Copy nothing but the lines from the one containing "Parse this screenshot: output" through the last line of the entries below, exactly as written and without pictures.

───── SOURCE MATERIAL

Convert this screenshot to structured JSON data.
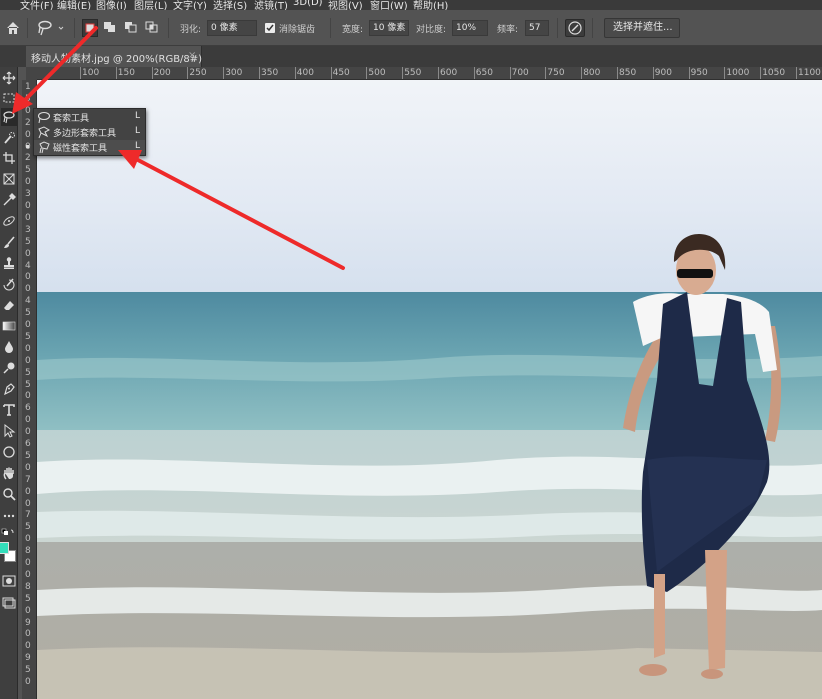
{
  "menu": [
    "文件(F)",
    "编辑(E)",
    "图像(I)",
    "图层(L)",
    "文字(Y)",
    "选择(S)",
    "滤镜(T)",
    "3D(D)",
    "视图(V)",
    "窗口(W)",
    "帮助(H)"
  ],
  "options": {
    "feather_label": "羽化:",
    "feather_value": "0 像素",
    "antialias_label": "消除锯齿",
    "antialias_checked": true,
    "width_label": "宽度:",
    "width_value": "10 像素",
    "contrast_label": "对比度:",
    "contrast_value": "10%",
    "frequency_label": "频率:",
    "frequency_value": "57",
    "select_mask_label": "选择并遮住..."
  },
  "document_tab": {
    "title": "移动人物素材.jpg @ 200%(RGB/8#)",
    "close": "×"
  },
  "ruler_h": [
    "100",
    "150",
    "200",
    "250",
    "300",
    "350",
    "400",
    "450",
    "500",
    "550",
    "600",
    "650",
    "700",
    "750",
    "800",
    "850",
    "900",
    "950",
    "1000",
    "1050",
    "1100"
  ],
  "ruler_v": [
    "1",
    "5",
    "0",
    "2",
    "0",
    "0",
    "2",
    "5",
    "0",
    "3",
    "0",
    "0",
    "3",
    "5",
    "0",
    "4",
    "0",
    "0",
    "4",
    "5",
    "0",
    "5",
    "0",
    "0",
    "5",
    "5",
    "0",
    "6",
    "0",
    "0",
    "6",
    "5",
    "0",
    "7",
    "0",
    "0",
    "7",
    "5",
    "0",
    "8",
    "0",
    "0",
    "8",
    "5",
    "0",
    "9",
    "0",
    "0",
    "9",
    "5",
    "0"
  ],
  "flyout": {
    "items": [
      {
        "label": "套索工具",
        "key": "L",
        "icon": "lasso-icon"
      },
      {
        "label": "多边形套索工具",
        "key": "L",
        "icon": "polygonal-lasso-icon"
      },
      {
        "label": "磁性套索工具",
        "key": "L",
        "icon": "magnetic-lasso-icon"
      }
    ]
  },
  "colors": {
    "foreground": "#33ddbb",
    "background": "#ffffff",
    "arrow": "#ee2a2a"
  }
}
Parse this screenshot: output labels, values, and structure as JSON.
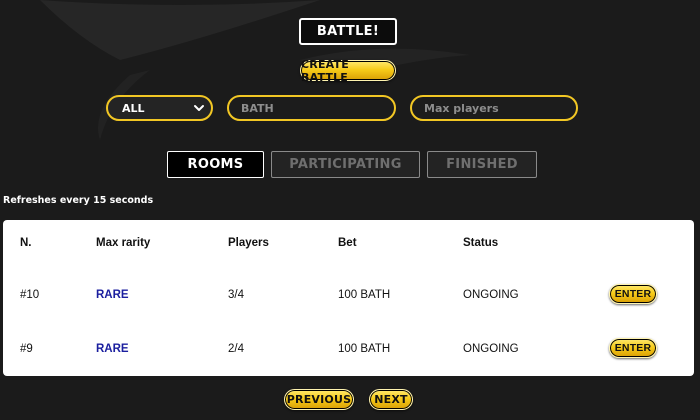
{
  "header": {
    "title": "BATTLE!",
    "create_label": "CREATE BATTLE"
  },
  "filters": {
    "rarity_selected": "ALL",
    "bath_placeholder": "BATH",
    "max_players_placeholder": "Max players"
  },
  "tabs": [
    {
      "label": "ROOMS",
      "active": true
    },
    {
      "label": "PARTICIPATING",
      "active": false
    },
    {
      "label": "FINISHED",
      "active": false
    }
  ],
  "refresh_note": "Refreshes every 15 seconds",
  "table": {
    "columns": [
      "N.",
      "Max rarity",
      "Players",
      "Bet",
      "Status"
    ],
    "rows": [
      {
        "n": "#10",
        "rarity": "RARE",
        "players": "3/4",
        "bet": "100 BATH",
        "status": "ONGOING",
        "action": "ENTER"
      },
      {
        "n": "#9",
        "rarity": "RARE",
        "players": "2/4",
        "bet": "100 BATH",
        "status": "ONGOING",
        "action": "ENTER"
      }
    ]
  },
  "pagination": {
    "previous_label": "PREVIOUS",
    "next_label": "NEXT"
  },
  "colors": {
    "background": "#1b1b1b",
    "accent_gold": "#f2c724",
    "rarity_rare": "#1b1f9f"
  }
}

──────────

PROBLEM SOLUTION:
Parse this screenshot: output labels, values, and structure as JSON.
{
  "header": {
    "title": "BATTLE!",
    "create_label": "CREATE BATTLE"
  },
  "filters": {
    "rarity_selected": "ALL",
    "bath_placeholder": "BATH",
    "max_players_placeholder": "Max players"
  },
  "tabs": [
    {
      "label": "ROOMS",
      "active": true
    },
    {
      "label": "PARTICIPATING",
      "active": false
    },
    {
      "label": "FINISHED",
      "active": false
    }
  ],
  "refresh_note": "Refreshes every 15 seconds",
  "table": {
    "columns": [
      "N.",
      "Max rarity",
      "Players",
      "Bet",
      "Status"
    ],
    "rows": [
      {
        "n": "#10",
        "rarity": "RARE",
        "players": "3/4",
        "bet": "100 BATH",
        "status": "ONGOING",
        "action": "ENTER"
      },
      {
        "n": "#9",
        "rarity": "RARE",
        "players": "2/4",
        "bet": "100 BATH",
        "status": "ONGOING",
        "action": "ENTER"
      }
    ]
  },
  "pagination": {
    "previous_label": "PREVIOUS",
    "next_label": "NEXT"
  },
  "colors": {
    "background": "#1b1b1b",
    "accent_gold": "#f2c724",
    "rarity_rare": "#1b1f9f"
  }
}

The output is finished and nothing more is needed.